Do I want to help others?
As humans, we’re wired to want to help others. It makes us feel good and often through helping others we are in fact, helping ourselves. It also brings a sense of community into our interactions and provides purpose to our life. If you recall a time when a natural disaster such as a flood or fire occurred, it’s very evidence there’s a strong bond in the community as people rally together to assist those affected. There’s an extra bonus when you know your work impacts others for the better, you often experience greater job satisfaction. Think firefighters, nurses and social workers. Scientists refer to this feeling as a “helper’s high”, adding that the release of endorphins positively impacts mood and boosts morale.
Can I solve a problem that others have?
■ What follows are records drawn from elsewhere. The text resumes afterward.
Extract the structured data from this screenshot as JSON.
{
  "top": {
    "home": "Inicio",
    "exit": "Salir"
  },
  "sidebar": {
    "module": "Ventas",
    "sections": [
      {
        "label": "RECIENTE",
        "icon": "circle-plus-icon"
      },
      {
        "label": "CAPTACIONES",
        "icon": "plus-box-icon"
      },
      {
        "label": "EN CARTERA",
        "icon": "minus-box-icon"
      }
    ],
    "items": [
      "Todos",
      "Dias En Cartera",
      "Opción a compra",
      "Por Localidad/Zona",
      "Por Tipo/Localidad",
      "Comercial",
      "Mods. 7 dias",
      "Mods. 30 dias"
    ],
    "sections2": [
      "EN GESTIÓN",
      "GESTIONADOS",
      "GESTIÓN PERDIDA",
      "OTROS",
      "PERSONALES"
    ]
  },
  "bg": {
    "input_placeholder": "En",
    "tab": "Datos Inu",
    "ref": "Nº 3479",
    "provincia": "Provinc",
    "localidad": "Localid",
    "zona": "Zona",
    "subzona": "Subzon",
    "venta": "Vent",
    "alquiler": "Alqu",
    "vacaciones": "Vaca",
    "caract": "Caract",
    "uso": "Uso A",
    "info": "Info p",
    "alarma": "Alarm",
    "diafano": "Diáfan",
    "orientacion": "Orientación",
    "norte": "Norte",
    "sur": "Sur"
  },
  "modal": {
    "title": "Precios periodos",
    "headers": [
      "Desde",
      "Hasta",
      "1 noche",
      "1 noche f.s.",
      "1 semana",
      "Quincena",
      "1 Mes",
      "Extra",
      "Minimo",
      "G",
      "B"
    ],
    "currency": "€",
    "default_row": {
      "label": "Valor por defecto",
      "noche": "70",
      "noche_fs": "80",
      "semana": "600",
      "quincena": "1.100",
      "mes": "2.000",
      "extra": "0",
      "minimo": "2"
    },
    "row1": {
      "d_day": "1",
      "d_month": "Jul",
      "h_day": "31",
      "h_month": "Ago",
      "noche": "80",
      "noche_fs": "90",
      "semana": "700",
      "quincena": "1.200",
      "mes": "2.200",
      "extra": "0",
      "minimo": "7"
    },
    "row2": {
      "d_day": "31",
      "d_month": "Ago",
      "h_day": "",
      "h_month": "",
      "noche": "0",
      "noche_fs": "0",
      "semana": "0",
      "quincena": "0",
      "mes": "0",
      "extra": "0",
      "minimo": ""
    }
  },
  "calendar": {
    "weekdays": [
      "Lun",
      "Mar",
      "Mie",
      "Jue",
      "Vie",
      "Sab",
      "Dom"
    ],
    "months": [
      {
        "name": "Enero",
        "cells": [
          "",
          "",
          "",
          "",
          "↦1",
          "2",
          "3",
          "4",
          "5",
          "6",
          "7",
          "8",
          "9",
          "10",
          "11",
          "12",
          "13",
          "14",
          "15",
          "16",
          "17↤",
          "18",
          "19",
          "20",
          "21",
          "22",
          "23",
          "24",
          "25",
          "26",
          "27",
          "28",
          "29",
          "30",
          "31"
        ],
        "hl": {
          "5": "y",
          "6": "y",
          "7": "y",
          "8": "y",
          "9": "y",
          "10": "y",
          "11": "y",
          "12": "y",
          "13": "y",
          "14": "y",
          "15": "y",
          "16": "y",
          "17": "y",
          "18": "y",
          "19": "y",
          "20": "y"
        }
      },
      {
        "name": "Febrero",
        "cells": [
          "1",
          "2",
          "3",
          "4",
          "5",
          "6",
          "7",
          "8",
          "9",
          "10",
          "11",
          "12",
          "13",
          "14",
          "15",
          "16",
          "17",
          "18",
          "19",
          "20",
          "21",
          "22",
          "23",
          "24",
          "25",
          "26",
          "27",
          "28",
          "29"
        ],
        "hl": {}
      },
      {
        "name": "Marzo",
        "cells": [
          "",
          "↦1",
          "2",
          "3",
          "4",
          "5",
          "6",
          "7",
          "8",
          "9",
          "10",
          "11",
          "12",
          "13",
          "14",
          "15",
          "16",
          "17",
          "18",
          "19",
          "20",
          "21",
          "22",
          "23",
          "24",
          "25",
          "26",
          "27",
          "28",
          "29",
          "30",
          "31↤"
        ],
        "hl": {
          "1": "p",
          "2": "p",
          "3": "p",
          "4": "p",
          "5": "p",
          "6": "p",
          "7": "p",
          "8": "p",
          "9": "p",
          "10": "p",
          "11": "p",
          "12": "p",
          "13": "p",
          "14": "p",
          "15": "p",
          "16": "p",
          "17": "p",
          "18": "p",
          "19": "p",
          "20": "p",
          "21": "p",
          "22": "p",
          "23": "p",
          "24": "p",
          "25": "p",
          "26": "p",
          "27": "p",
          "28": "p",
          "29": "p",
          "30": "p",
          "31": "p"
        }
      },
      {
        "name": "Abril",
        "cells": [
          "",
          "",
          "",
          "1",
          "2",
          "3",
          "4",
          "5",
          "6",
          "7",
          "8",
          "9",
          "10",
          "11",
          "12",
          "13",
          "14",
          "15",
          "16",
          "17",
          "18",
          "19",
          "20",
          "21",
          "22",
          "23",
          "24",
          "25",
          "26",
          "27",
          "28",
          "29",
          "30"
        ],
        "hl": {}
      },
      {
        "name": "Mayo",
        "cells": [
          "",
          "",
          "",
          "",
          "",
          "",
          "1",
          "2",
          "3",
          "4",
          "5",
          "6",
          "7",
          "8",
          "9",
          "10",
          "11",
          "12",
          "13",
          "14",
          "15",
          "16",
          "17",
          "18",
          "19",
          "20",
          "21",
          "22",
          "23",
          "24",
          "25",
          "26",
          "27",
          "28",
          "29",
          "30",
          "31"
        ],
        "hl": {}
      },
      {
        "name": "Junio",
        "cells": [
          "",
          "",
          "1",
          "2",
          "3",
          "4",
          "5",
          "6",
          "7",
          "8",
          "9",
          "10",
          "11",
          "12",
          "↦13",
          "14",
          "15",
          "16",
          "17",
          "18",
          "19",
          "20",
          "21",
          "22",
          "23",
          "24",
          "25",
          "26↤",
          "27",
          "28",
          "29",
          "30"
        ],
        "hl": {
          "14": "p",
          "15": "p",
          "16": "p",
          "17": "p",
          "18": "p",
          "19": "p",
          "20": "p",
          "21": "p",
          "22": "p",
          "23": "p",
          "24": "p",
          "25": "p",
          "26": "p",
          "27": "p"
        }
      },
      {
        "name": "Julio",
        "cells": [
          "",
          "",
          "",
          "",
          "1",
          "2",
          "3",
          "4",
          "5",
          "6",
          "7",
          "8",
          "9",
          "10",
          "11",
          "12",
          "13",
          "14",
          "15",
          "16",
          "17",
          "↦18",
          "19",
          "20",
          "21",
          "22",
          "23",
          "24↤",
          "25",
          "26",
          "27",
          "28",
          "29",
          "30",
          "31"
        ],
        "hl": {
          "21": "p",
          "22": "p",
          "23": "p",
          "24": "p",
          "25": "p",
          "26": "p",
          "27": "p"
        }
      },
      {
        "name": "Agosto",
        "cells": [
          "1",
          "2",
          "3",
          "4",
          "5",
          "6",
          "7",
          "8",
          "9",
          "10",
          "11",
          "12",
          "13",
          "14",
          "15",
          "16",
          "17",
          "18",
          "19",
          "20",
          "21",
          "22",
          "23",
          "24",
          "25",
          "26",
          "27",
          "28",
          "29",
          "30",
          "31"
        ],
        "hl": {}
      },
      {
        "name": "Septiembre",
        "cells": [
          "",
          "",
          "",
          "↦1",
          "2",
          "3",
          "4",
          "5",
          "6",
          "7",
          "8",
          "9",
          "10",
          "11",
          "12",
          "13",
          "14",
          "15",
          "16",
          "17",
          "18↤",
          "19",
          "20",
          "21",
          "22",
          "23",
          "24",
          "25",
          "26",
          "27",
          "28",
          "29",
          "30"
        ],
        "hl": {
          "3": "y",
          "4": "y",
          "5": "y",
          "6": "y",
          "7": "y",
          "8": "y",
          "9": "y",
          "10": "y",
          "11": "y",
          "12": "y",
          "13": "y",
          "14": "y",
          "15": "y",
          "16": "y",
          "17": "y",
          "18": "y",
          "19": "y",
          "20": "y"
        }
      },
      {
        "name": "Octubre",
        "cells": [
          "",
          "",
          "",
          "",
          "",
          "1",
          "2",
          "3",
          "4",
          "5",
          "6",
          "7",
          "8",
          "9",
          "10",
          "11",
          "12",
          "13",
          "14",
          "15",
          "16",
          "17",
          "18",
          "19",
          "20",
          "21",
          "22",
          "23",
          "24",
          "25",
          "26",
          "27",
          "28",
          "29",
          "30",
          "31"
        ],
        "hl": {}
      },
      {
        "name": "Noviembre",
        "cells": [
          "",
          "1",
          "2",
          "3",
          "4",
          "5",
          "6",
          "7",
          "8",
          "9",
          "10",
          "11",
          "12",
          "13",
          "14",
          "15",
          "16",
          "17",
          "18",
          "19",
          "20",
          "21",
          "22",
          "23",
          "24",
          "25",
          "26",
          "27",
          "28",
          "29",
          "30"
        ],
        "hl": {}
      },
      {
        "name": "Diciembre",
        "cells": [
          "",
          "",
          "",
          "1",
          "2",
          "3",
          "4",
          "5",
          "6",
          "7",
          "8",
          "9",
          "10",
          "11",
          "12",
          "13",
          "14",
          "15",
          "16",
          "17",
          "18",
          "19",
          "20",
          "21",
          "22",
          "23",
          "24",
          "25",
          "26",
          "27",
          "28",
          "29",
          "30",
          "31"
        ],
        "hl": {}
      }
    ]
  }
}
Solving problems is really at the core of business today. Find a solution to a problem and you have yourself an instant money-making machine. Okay, so money won’t magically appear in your hands but if you think about business as nothing more than solving a problem, you’re thinking like an entrepreneur. How do you know what problem you can solve? Grab a piece of paper, sit yourself somewhere quiet where you won’t be disturbed and fold the paper in half lengthways. Next, think about all your skills. List them down the left side of the paper. Then for every skill you have listed, think about the problem it solves and write this on the right side of the paper. For example, I have the skill of interview coaching, this solves the problem of a lack of confidence people have in interviews. Now step back and review your list, identify your top 5 and research whether you can build a business based on one of those.
Do I have a growth mindset?
Why does mindset matter and what is a growth mindset? According to Dr Carol Dweck, a growth mindset helps us reach greater levels of achievement. Someone with a growth mindset embraces challenges, persists in the face of setbacks, learns from criticism and finds lessons and inspiration in the success of others. For any would-be entrepreneur, it’s critical to adopt this mindset approach. It’s not all doom and gloom if your mindset still needs some work. Cassandra Dunn, a psychologist, offers 5 tips for developing a growth mindset, they are: a) start using the word “yet”, for example I’m not much of an entrepreneur yet, b) progress not perfection, c) unhook from criticism and praise, d) celebrate effort, not talent and e) learn to love the process.
Am I persistent and determined?
This question is closely linked to the adoption of a growth mindset. Any entrepreneurial journey is a marathon, not a sprint. It may take 3 weeks, 3 months or 3 years. It’s important not to give up. Keep your eye on your goal and stay the course.
We’re often quick to dismiss something if it feels uncomfortable or overwhelming. But sometimes it’s worth asking yourself, “what if”? What if I started my own business? What if I became an entrepreneur? More than ever people are taking control of their careers and entering the entrepreneurial world. A world where you can set your own hours, do what you love and feel like the work you are doing is truly making a difference. If you’re still not convinced whether becoming an entrepreneur is for you then ask yourself this question, “Will I look back on my life in 10, 15 or 20 years from now and regret not becoming an entrepreneur?”